The court of final appeal of Hong Kong has reinstated one complete ban on donning face masks at the public gatherings, thus ruling in support of the use of colonial-age laws by the government.
The move overturns an appeal court’s ruling in April, which discovered that the ban made by Carrie Lam, the chief executive of the city, at the 2019’s protests, was somewhat unconstitutional. It had also declared constitutionality of utilizing colonial-age ordinances for first time in this century.
The decision of restoring the blanket ban in Hong Kong comes as the nation fights a resurgent coronavirus outbreak with rules that include compulsory mask wearing when in public spots.

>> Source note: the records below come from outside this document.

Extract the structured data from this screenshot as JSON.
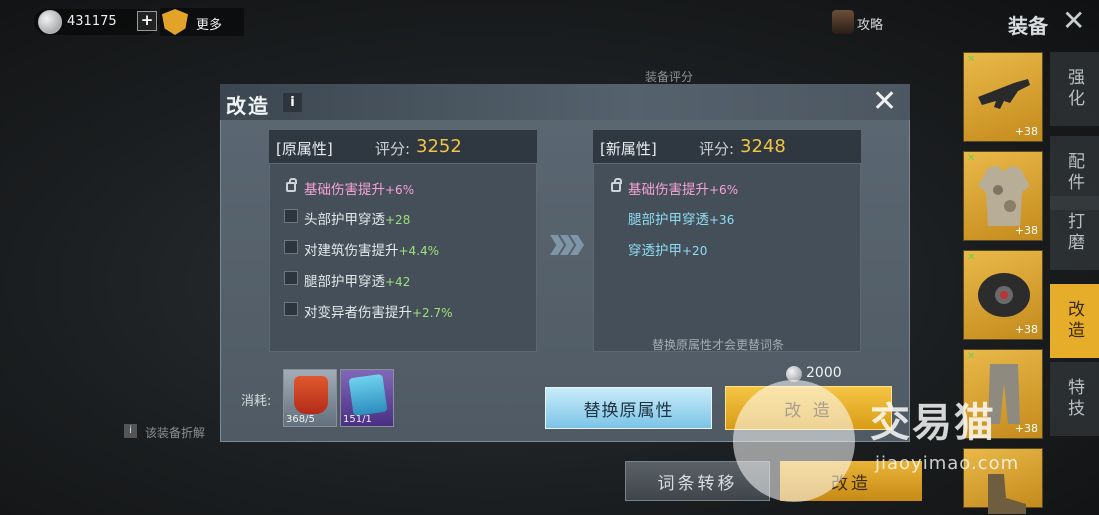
{
  "topbar": {
    "currency_value": "431175",
    "plus_label": "+",
    "more_label": "更多",
    "guide_label": "攻略",
    "title": "装备",
    "close_icon": "close-icon"
  },
  "side_tabs": [
    {
      "label": "强化",
      "active": false
    },
    {
      "label": "配件",
      "active": false
    },
    {
      "label": "打磨",
      "active": false
    },
    {
      "label": "改造",
      "active": true
    },
    {
      "label": "特技",
      "active": false
    }
  ],
  "item_cards": [
    {
      "icon": "rifle-icon",
      "level": "+38"
    },
    {
      "icon": "camo-jacket-icon",
      "level": "+38"
    },
    {
      "icon": "helmet-icon",
      "level": "+38"
    },
    {
      "icon": "pants-icon",
      "level": "+38"
    },
    {
      "icon": "boots-icon",
      "level": ""
    }
  ],
  "background": {
    "score_label": "装备评分",
    "note": "该装备折解",
    "transfer_button": "词条转移",
    "modify_button": "改造"
  },
  "modal": {
    "title": "改造",
    "info_label": "i",
    "original": {
      "tag": "[原属性]",
      "score_label": "评分:",
      "score": "3252",
      "attrs": [
        {
          "name": "基础伤害提升",
          "value": "+6%",
          "locked": true
        },
        {
          "name": "头部护甲穿透",
          "value": "+28",
          "locked": false
        },
        {
          "name": "对建筑伤害提升",
          "value": "+4.4%",
          "locked": false
        },
        {
          "name": "腿部护甲穿透",
          "value": "+42",
          "locked": false
        },
        {
          "name": "对变异者伤害提升",
          "value": "+2.7%",
          "locked": false
        }
      ]
    },
    "new": {
      "tag": "[新属性]",
      "score_label": "评分:",
      "score": "3248",
      "attrs": [
        {
          "name": "基础伤害提升",
          "value": "+6%",
          "locked": true
        },
        {
          "name": "腿部护甲穿透",
          "value": "+36",
          "locked": false
        },
        {
          "name": "穿透护甲",
          "value": "+20",
          "locked": false
        }
      ],
      "hint": "替换原属性才会更替词条"
    },
    "cost_label": "消耗:",
    "materials": [
      {
        "icon": "red-backpack-icon",
        "count": "368/5"
      },
      {
        "icon": "blue-cube-icon",
        "count": "151/1"
      }
    ],
    "replace_button": "替换原属性",
    "modify_button": "改 造",
    "modify_cost": "2000"
  },
  "watermark": {
    "text": "交易猫",
    "url": "jiaoyimao.com"
  },
  "colors": {
    "accent_gold": "#e6ad2a",
    "score_gold": "#f2c443",
    "locked_attr": "#f6a2d6",
    "value_green": "#9fe07a",
    "new_attr": "#8fdcf2"
  }
}
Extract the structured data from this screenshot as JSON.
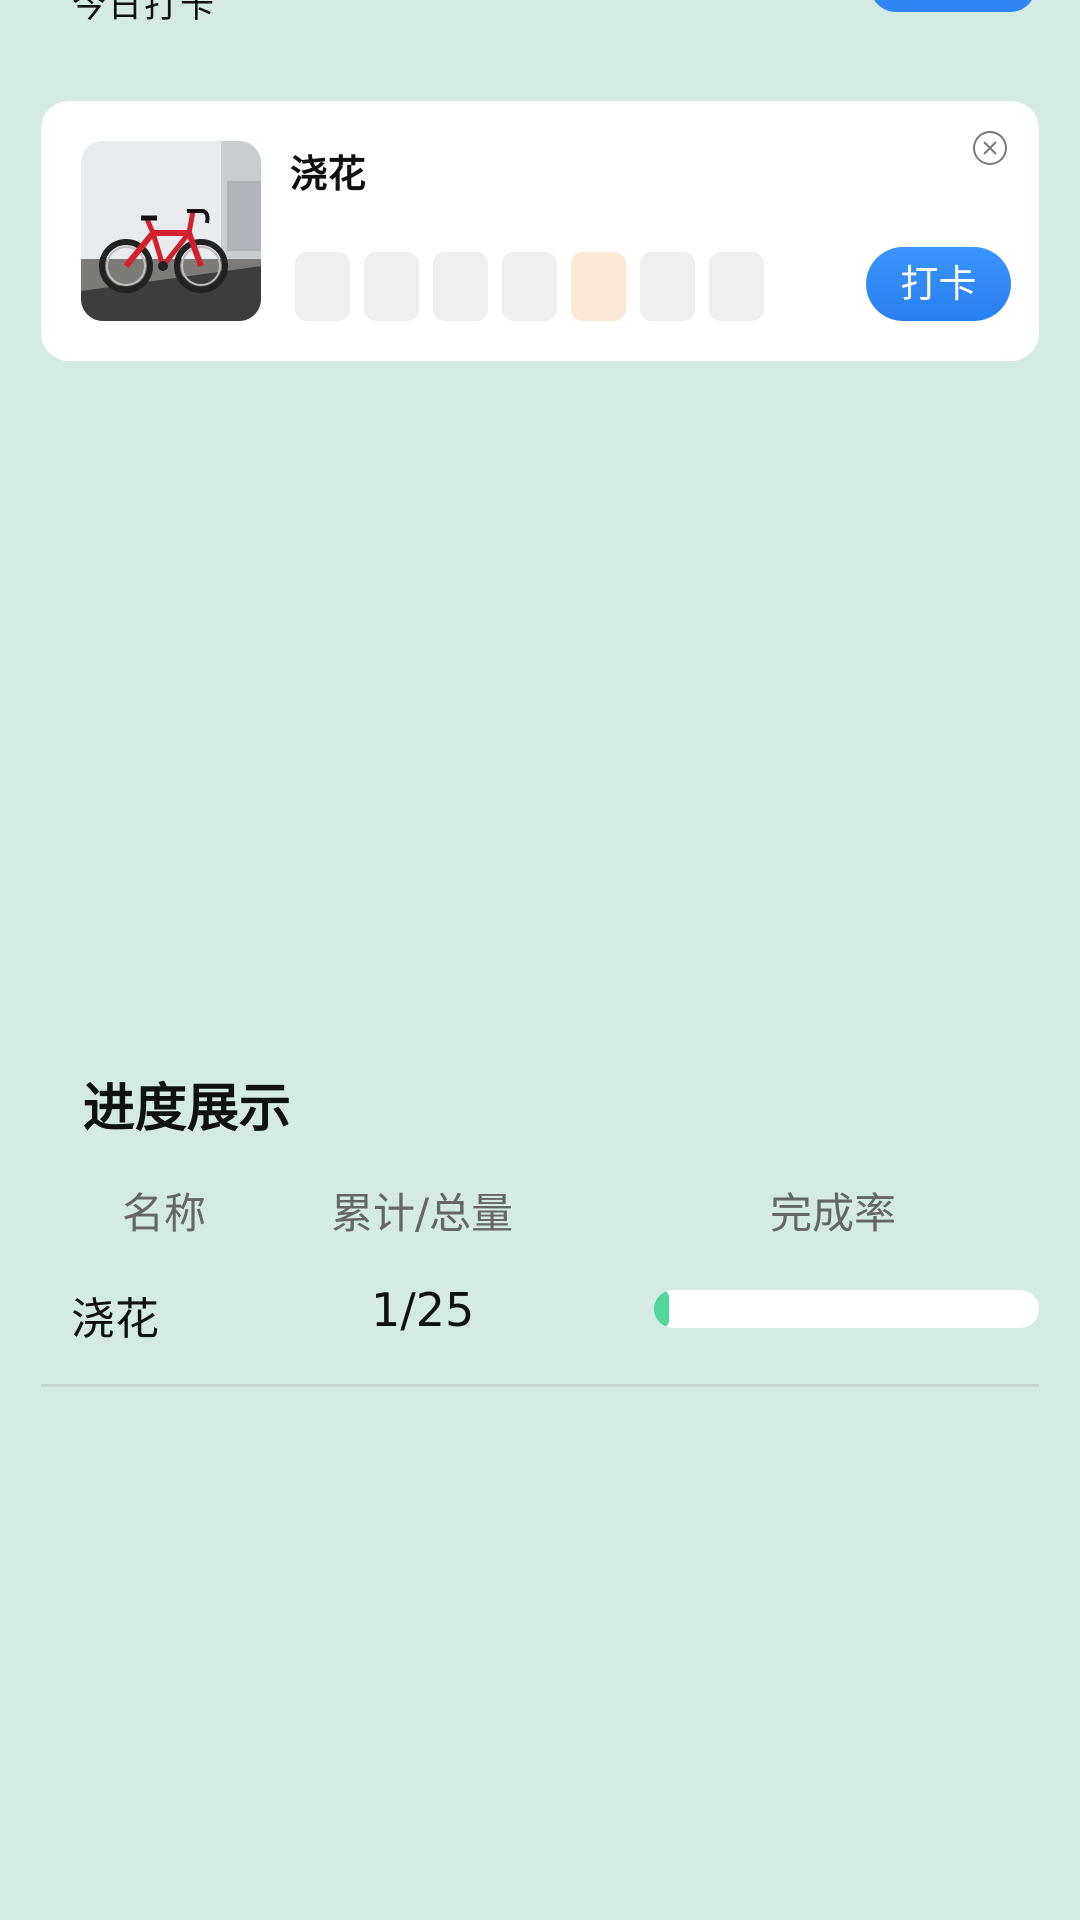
{
  "top": {
    "clipped_text": "今日打卡"
  },
  "task_card": {
    "name": "浇花",
    "checkin_label": "打卡",
    "days": [
      {
        "state": "empty"
      },
      {
        "state": "empty"
      },
      {
        "state": "empty"
      },
      {
        "state": "empty"
      },
      {
        "state": "today"
      },
      {
        "state": "empty"
      },
      {
        "state": "empty"
      }
    ]
  },
  "progress": {
    "title": "进度展示",
    "headers": {
      "name": "名称",
      "total": "累计/总量",
      "rate": "完成率"
    },
    "rows": [
      {
        "name": "浇花",
        "total": "1/25",
        "completed": 1,
        "goal": 25
      }
    ]
  },
  "colors": {
    "background": "#d5eae3",
    "accent_blue": "#2f86f4",
    "progress_green": "#4fd79b",
    "today_cell": "#fbe9d7"
  }
}
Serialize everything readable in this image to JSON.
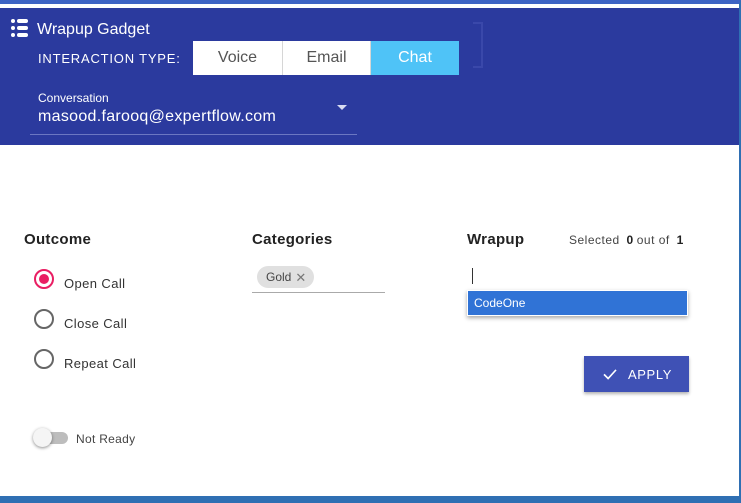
{
  "app": {
    "title": "Wrapup Gadget",
    "menu_icon": "menu-icon"
  },
  "interaction_type": {
    "label": "INTERACTION TYPE:",
    "tabs": [
      {
        "label": "Voice",
        "selected": false
      },
      {
        "label": "Email",
        "selected": false
      },
      {
        "label": "Chat",
        "selected": true
      }
    ]
  },
  "conversation": {
    "label": "Conversation",
    "selected_value": "masood.farooq@expertflow.com"
  },
  "outcome": {
    "title": "Outcome",
    "options": [
      {
        "label": "Open Call",
        "checked": true
      },
      {
        "label": "Close Call",
        "checked": false
      },
      {
        "label": "Repeat Call",
        "checked": false
      }
    ]
  },
  "not_ready": {
    "label": "Not Ready",
    "on": false
  },
  "categories": {
    "title": "Categories",
    "chips": [
      {
        "label": "Gold",
        "remove_icon": "close-icon"
      }
    ]
  },
  "wrapup": {
    "title": "Wrapup",
    "selected_prefix": "Selected",
    "selected_count": "0",
    "selected_mid": "out of",
    "selected_total": "1",
    "input_value": "",
    "dropdown_items": [
      {
        "label": "CodeOne",
        "highlighted": true
      }
    ]
  },
  "apply": {
    "label": "APPLY",
    "icon": "check-icon"
  },
  "colors": {
    "header_bg": "#2b3a9e",
    "tab_selected": "#4fc3f7",
    "radio_checked": "#e91e63",
    "apply_bg": "#3f51b5",
    "dropdown_highlight": "#3073d6"
  }
}
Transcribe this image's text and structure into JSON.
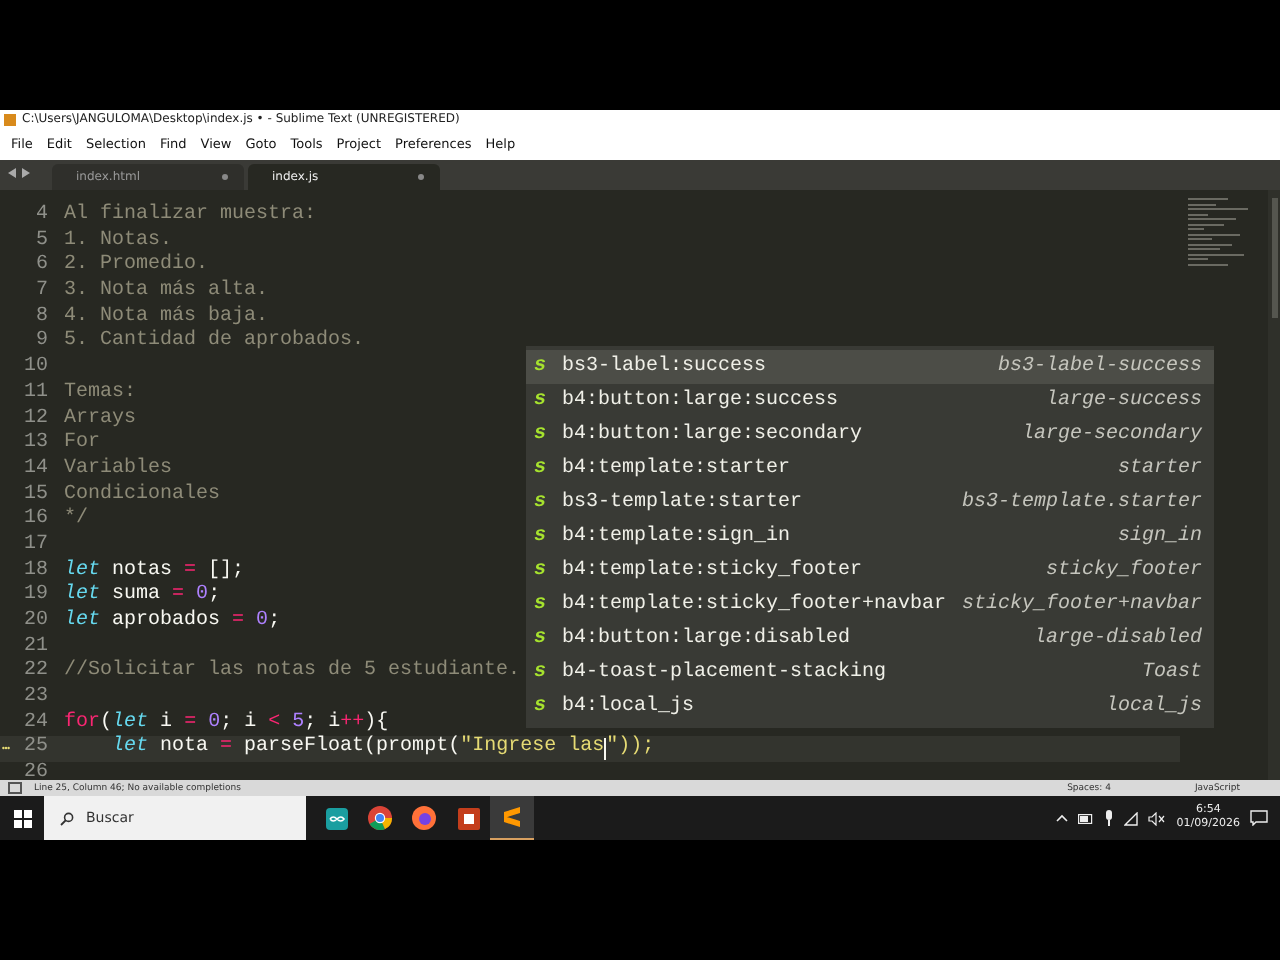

Amid the pandemic, many accused the government of utilizing the health measure for preventing the acts of any protest.
The ruling of the court of final appeal says that there was one clear societal advantage in this ban when it is weighed against limited extent of encroachment on protected human rights that are question.
The 5 judges appeared to majorly depend on the narrative of the government of 2019 protest move, describing alleged unlawful and violent behavior by the demonstrators, including the unverified and disputed claims as well as determining that something was needed to be done.